Nora St. Laurent
ACFW Book Club Coordinator



February 8th 2004

God talks to me.

Now, hear me out. Before you put me in the same category as the loony folks who hear voices just before they go on a shooting rampage at the local shopping mall, remember: In general, I don’t have visions. I don’t hear voices, either—at least not audible ones.

Still, sometimes, even in the most mundane of moments, I hear the voice of God.

Most recently, it happened down at Waterfront Park at Navy Point, right here in Pensacola. I’d taken Gabby, my seven-year-old and Liz our golden-doodle for a walk. Gabby rode her new bike, a fluorescent pink Speed Demon complete with training wheels, and Liz trotted along on a leash. By the time we began the final loop toward the car, my daughter had begun a serious meltdown.

“I don’t want to ride anymore,” she said, climbing off the silver seat. “It’s too hard. The wheels get stuck.”

She had me there. It seemed her bike’s only demon resided in the five inch balancing wheels that wobbled and froze in every quarter-sized pothole along the trail. Her short legs had powered their way through nearly two miles of these freeze-ups; she’d had enough. Who could blame her?

If Timothy were still alive, he’d have figured out a way to fix the wheels. Me? I’m no tool man. Instead of fixing the bike, I hoped that Mags would out grow the need for wheels.

“We’re almost to the van,” I said. “You can make it that far, can’t you?”
Gabby shook her head as tears began to roll down her cheeks. Crossing stubby arms across her chest, she said, “Go get the car!”

Wanting to avoid yet another battle, I resigned myself to pushing the bike back to the parking area. I wrapped the dog’s leash around my wrist, threw my purse strap across my back, and bent over to push the bike down the pavement. Glancing over my shoulder, I discovered that Gabby and the dog had chosen not to follow. Instead, Gabby—with both arms around the dog’s neck—was enjoying a face washing of sloppy dog kisses.

“Come on you two,” I called. “We don’t have all day.”

By the time we reached the van, my back ached, and sweat rolled down the space between my shoulder blades. I unlocked the car, started the engine and turned up the air conditioning. After settling Gabby in her safety seat, I loaded the little bike inside the passenger compartment. At last, holding the dog’s leash, I opened the back hatch and called for Liz. “Come on Liz,” I called. “Jump!”

The dog circled around behind me, as if to gain speed for the leap into the cargo space. But, just as her front paws touched the bumper, she balked, as if to change her mind. Liz jumped back to the ground, and sat down, whining. “Come on,” I pleaded. “Just get in the dumb car. We’re already late!”

Once again the dog circled. This time, instead of leaping for the cargo area, she stopped dead and circled back the other way. Apparently changing your mind is not a prerogative saved only for women. “Please, just get inside,” I begged, losing what little patience I had. After two more false starts, I began to exert my position as leader of the pack. This time, as Liz approached the car, I dragged her forward by the leash. Why wouldn’t the stupid dog just get into the car? How hard could it be?
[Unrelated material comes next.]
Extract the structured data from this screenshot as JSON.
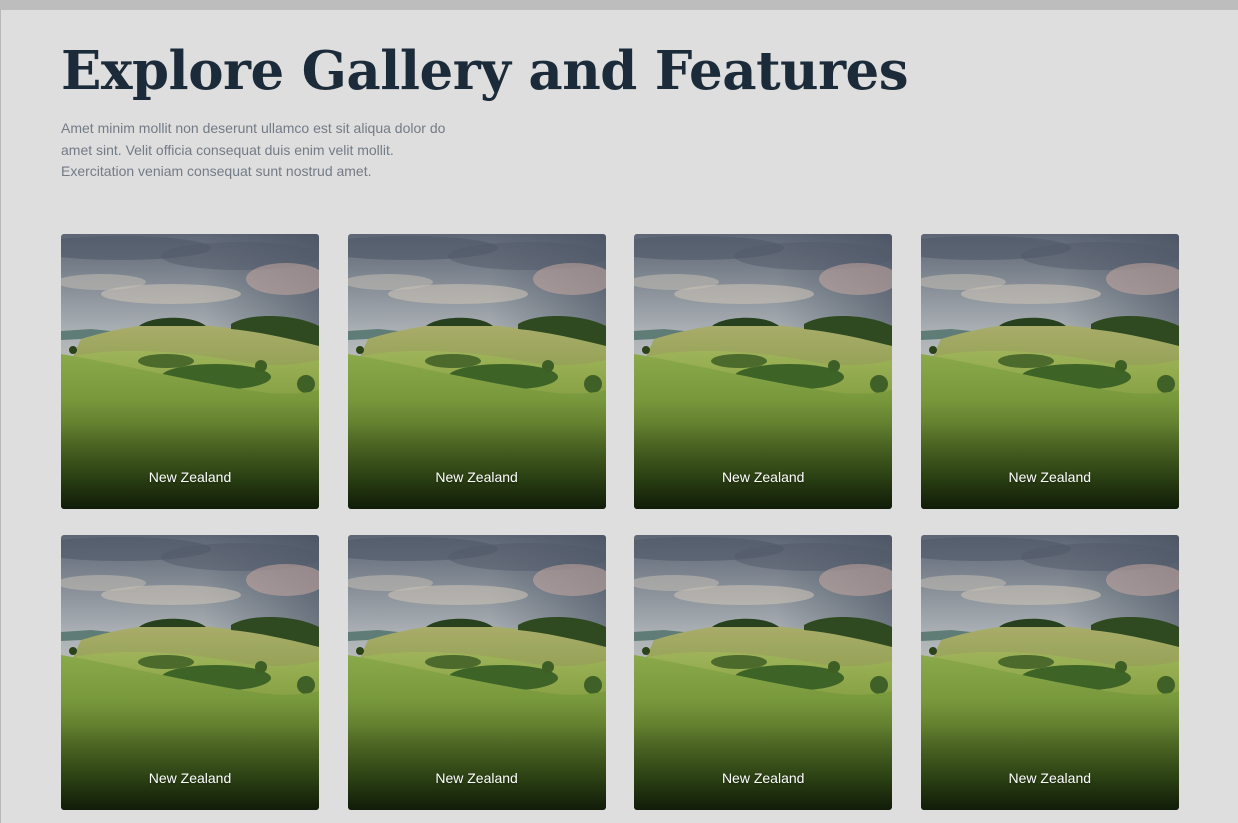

That’s when I heard God speak. “Don’t be so critical,” his voice clearly said. “You’re not all that different from the dog.”

The problem with hearing from God, I’ve discovered, is that sometimes, he gives you an answer before you are even aware of the question. Such was the case that day at waterfront park. From the day Liz refused to enter the van, until I clearly understand his meaning, nearly four months passed. And until I put the pieces together, I felt as clueless as a blind man at the bottom of a deep well.

1 comment:

  1. Wow, looks great, I am going to keep an eye out for this one! I NEVER read first chapter excerpts, but this pulled me right in!